Wedding Disc Jockey
What should you consider when working on your wedding music selection? How much freedom should you give your DJ when choosing songs for your wedding reception? What kinds of music or specific songs should you and your DJ avoid to make sure everyone is happy? What else is there to think about before you pick your favorite songs for your ceremony, cocktail hour, grand entrance, first dance, bouquet toss, garter removal, cake cutting and all other key events?
First of all, it’s very important to understand that your personal music preferences will most likely be different from what would make the vast majority of your guests happy. If your goal is to make sure everyone has a good time, your DJ would have to find the right mixture of what you really like and what your guests would enjoy listening and dancing to, which would depend on their background, nationality, age, interests and many other factors.
I've heard many people say that “If the dance floor in not packed, the DJ in no good”. Well, this is not always the case because sometimes the DJ has to follow the playlist provided by the client and has no freedom to play the songs he thinks would work well. Also, not everyone likes to dance and many people might still enjoy the music while catching up with someone at the bar or doing something else. You might not even realize it before your wedding reception, but some of your guests might not like to dance at all. You will never get me on the dance floor and the number of people dancing or not dancing should not be used to judge the DJ. Instead, it might be a good idea to look around and see if people are having fun while socializing, drinking, taking pictures, etc.
If you hire a qualified wedding DJ, he will tell you that he would be happy to play whatever you want him to play and offer his music knowledge and experience to help you choose good songs for all of the events that would take place at your wedding reception. In my opinion, it might be a good idea to let the DJ do the dancing part and have him play the songs you like during the cocktail hour and dinner. This would allow you to definitely hear the music you like while allowing your guests to enjoy some of the music they like and would possibly dance to. It’s totally fine to have a “play” list and “do not play” list as this gives your DJ an idea of what your preferences are and helps him make you happy. However, it might be wise to keep the “do not play” list short as it limits the selection of good dancing songs and might make it more difficult for your DJ to please some of your guests.
Another important thing to consider is whether your wedding DJ should take requests from your guests. I’ve seen a number of situations where drunk and sober guests come up to DJs and start teaching them how to be a good wedding disc jockey, what to play and what not to play. Oftentimes, they ask for songs they personally like and think that everyone else will enjoy hearing it. However, those songs are often inappropriate and someone’s personal music preferences should not interfere with the playlist you’ve discussed with your DJ. Therefore, if you ask your disc jockey to play all music requests from all of your guests, it will definitely change the outcome of your wedding reception and the dance floor is likely to be less crowded, if not empty. In my opinion, you should choose the “DJ’s Discretion” option when planning your wedding entertainment as it will make it a lot easier and more fun for you, your guests and your wedding disc jockey.
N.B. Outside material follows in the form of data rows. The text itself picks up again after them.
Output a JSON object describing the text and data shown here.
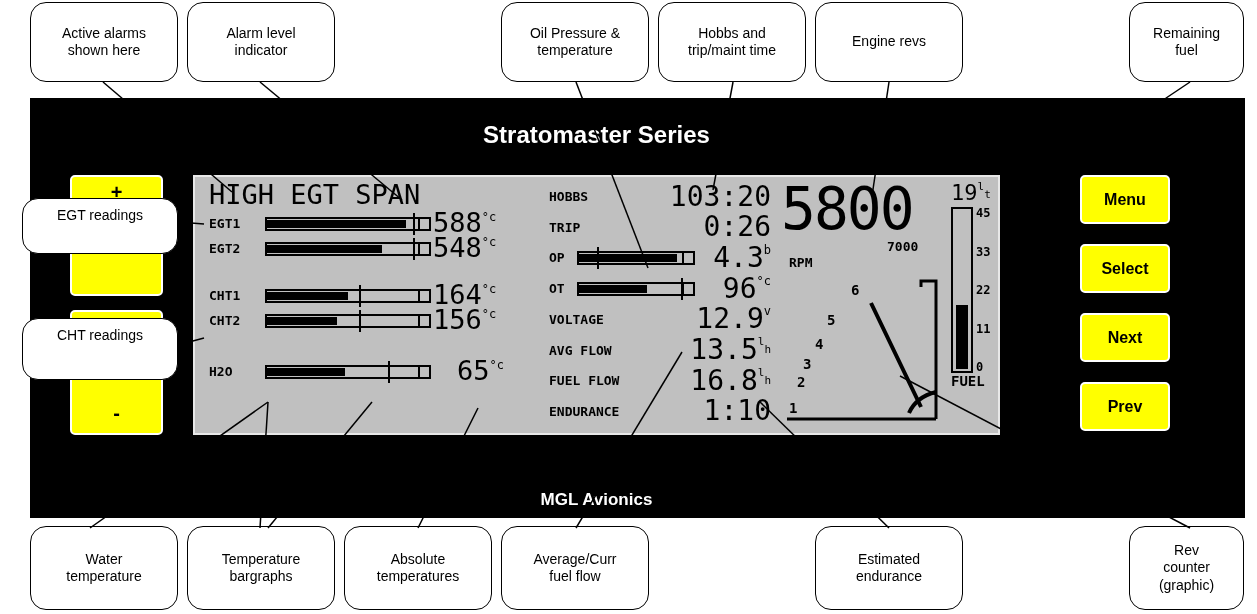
{
  "callouts_top": [
    "Active alarms shown here",
    "Alarm level indicator",
    "Oil Pressure & temperature",
    "Hobbs and trip/maint time",
    "Engine revs",
    "Remaining fuel"
  ],
  "callouts_left": [
    "EGT readings",
    "CHT readings"
  ],
  "device": {
    "title": "Stratomaster Series",
    "left_buttons": [
      "+",
      "-"
    ],
    "right_buttons": [
      "Menu",
      "Select",
      "Next",
      "Prev"
    ],
    "brand": "MGL Avionics",
    "display": {
      "alarm": "HIGH EGT SPAN",
      "bar_groups": [
        {
          "bars": [
            {
              "label": "EGT1",
              "level": 0.86,
              "value": "588",
              "unit": "°c"
            },
            {
              "label": "EGT2",
              "level": 0.71,
              "value": "548",
              "unit": "°c"
            }
          ]
        },
        {
          "bars": [
            {
              "label": "CHT1",
              "level": 0.5,
              "value": "164",
              "unit": "°c"
            },
            {
              "label": "CHT2",
              "level": 0.43,
              "value": "156",
              "unit": "°c"
            }
          ]
        },
        {
          "bars": [
            {
              "label": "H2O",
              "level": 0.48,
              "value": "65",
              "unit": "°c"
            }
          ]
        }
      ],
      "readouts": [
        {
          "kind": "text",
          "label": "HOBBS",
          "value": "103:20"
        },
        {
          "kind": "text",
          "label": "TRIP",
          "value": "0:26"
        },
        {
          "kind": "bar",
          "label": "OP",
          "level": 0.86,
          "value": "4.3",
          "unit": "b"
        },
        {
          "kind": "bar",
          "label": "OT",
          "level": 0.6,
          "value": "96",
          "unit": "°c"
        },
        {
          "kind": "text",
          "label": "VOLTAGE",
          "value": "12.9",
          "unit": "v"
        },
        {
          "kind": "text",
          "label": "AVG FLOW",
          "value": "13.5",
          "unit": "$^{l}$$_{h}$"
        },
        {
          "kind": "text",
          "label": "FUEL FLOW",
          "value": "16.8",
          "unit": "$^{l}$$_{h}$"
        },
        {
          "kind": "text",
          "label": "ENDURANCE",
          "value": "1:10"
        }
      ],
      "rpm": {
        "value": "5800",
        "label": "RPM",
        "max": "7000",
        "scale": [
          "6",
          "5",
          "4",
          "3",
          "2",
          "1"
        ]
      },
      "fuel": {
        "value": "19",
        "unit": "$^{l}$$_{t}$",
        "level": 0.4,
        "scale": [
          "45",
          "33",
          "22",
          "11",
          "0"
        ],
        "label": "FUEL"
      }
    }
  },
  "callouts_bottom": [
    "Water temperature",
    "Temperature bargraphs",
    "Absolute temperatures",
    "Average/Curr fuel flow",
    "Estimated endurance",
    "Rev counter (graphic)"
  ]
}
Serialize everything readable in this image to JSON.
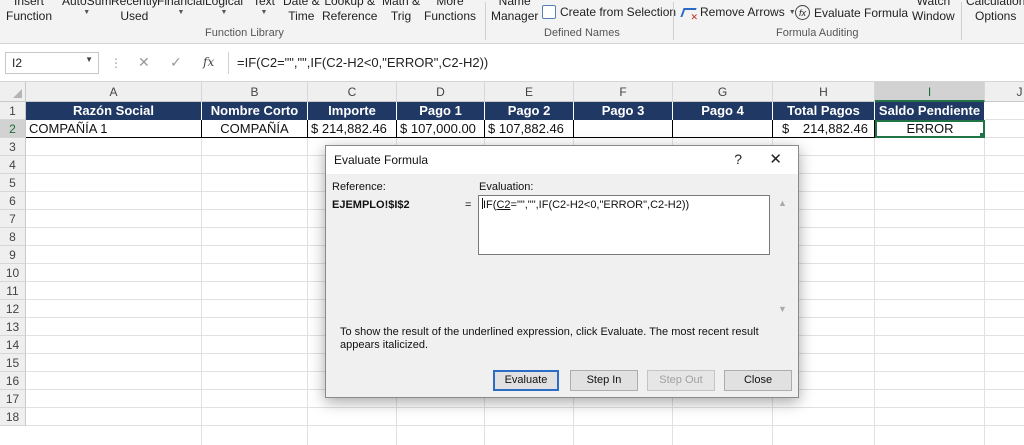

Are there any specific songs or genres you and your DJ should avoid? Not really, unless you really hate something and don’t want to hear it under any circumstances. Make sure you let your DJ know if you want him to play clean versions of songs or the easy-to-get versions that contain profanity. Keep in mind that, as long as your disc jockey has enough freedom to choose most songs for the dancing part (where your guests will be actively involved), you can pick your very favorite songs for your ceremony, cocktail hour, grand entrance, first dance, bouquet toss, garter removal, cake cutting and all other key events. If you have more questions or comments, feel free to post it below this article or contact me.